Are estimated here, based on various reports (HT - Andrew Sullivan). The people who put this interactive graphic together highlight the inconsistency of some of the reports (and there are a couple that clearly don't fit in with the rest of the estimates), but what struck me is that given how hard this is to estimate, how consistent these estimates actually were. Are basically looking at repeated claims of sixty civilian deaths, tops, with about half under Obama and half under Bush for the given date ranges. Ballparking is probably the best we can do on a covert program like this, and these multiple ballparks seem to give you roughly that answer (we can ignore the guy who said their have been zero civilian casualties as being simply wrong). We can make allowances for the fact that these estimates don't bring us completely up to date, and therefore it probably makes sense to tack some more civilian deaths onto that tally (although the accuracy of the strikes has almost certainly gone up over time).

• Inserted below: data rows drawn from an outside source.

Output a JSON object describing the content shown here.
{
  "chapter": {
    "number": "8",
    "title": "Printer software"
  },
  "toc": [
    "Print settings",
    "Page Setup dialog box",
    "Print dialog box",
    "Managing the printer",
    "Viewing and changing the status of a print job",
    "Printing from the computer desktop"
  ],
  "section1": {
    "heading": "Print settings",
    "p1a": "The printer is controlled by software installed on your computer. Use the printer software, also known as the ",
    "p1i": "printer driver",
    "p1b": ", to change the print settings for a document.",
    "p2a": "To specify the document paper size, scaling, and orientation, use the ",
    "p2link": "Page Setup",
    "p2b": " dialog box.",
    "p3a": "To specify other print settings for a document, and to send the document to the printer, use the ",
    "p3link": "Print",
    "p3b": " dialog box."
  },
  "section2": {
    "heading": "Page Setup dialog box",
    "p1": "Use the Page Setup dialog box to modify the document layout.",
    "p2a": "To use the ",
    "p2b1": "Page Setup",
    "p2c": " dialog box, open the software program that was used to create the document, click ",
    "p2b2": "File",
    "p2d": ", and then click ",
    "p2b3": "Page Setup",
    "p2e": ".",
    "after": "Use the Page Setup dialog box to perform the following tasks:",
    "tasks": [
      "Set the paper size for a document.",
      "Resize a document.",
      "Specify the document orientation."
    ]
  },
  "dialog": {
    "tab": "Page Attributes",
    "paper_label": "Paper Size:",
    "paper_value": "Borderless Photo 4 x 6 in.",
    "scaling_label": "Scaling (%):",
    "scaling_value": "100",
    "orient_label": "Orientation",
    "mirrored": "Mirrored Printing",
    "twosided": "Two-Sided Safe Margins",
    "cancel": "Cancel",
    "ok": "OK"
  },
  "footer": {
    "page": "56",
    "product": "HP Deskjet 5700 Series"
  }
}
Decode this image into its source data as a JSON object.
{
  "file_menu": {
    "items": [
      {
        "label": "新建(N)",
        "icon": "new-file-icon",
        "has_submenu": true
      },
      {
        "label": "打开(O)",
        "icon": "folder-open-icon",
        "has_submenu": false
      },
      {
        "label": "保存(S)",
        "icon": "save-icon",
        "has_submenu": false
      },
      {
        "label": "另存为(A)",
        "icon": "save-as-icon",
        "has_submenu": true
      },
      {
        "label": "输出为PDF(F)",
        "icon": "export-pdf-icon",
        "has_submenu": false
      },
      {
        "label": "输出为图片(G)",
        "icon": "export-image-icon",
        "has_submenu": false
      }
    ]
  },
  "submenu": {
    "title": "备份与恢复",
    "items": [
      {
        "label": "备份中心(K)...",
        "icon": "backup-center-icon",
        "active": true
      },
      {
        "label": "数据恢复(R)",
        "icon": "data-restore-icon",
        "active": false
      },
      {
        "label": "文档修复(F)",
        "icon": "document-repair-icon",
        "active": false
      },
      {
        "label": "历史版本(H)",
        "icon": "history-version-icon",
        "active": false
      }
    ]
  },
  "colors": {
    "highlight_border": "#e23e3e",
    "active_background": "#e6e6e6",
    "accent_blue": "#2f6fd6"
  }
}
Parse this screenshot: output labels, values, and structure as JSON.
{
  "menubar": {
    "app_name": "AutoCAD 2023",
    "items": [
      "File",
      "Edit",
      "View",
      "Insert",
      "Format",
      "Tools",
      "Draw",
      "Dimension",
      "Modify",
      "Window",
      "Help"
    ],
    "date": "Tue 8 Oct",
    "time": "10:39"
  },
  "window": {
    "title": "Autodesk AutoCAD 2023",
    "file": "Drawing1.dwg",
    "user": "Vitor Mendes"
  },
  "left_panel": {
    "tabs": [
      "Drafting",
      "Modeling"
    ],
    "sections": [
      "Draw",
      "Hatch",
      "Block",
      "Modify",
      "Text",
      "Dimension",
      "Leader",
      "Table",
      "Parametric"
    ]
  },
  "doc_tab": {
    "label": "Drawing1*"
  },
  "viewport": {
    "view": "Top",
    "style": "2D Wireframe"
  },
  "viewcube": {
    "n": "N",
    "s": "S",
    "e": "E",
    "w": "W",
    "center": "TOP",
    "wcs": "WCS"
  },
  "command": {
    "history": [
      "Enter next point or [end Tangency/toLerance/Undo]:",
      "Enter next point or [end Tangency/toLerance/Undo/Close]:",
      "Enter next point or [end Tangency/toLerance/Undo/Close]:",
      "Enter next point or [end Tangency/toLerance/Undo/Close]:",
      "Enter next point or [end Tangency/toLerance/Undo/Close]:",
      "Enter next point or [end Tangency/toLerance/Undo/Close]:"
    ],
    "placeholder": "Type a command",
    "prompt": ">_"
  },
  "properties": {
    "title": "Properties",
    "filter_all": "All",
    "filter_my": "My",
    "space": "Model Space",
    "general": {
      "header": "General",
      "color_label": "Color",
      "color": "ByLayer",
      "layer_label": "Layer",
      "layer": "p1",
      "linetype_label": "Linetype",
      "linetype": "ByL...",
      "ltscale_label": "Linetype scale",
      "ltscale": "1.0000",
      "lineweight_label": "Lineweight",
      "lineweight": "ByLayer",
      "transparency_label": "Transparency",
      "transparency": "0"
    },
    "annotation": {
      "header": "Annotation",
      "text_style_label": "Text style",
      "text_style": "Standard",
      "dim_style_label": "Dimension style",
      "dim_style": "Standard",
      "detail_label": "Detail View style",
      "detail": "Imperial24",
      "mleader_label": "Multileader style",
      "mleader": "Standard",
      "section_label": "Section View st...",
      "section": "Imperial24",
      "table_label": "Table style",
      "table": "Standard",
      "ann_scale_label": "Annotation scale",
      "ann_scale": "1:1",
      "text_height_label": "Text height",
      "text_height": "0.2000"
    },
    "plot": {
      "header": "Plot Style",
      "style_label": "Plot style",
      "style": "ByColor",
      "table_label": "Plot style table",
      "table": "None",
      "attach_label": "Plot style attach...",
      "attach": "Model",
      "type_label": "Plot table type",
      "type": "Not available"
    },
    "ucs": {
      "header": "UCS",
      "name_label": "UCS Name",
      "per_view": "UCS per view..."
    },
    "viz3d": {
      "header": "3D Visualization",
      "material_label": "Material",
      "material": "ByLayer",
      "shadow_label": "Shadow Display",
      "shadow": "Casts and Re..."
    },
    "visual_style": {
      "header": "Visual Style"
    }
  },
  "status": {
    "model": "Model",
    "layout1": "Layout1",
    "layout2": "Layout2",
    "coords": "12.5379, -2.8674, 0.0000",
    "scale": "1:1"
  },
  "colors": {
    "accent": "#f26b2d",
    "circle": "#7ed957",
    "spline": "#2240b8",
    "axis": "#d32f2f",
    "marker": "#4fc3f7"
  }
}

By my count, this indicates that we've had 307 drone strikes. Let's suppose they're almost all legitimate targets (I know we disagree on al Awlaki, for example, but most of these guys aren't U.S. citizens and I assume even the harshest critics will grant that we're not just flipping a coin when we target people). That's 300 or so high value targets with - at most - 100 civilian casualties.
Beats the hell out of bombing Baghdad, if you ask me.
Can you imagine how different things would be if, after the invasion of Afghanistan, we had a fleet of these available to chase the guys that got away into the Pakistani mountains back in 2002, before we the blunder of invading Iraq? If we successfully prosecuted an extensive drone-based followup to the invasion of Afghanistan in 2002 Bush would have had much less evidence to stand on invading Iraq in 2003. He might have still gone forward, part of the reason why many people found that as palatable as they did was the fact that they still felt like the threat was at large.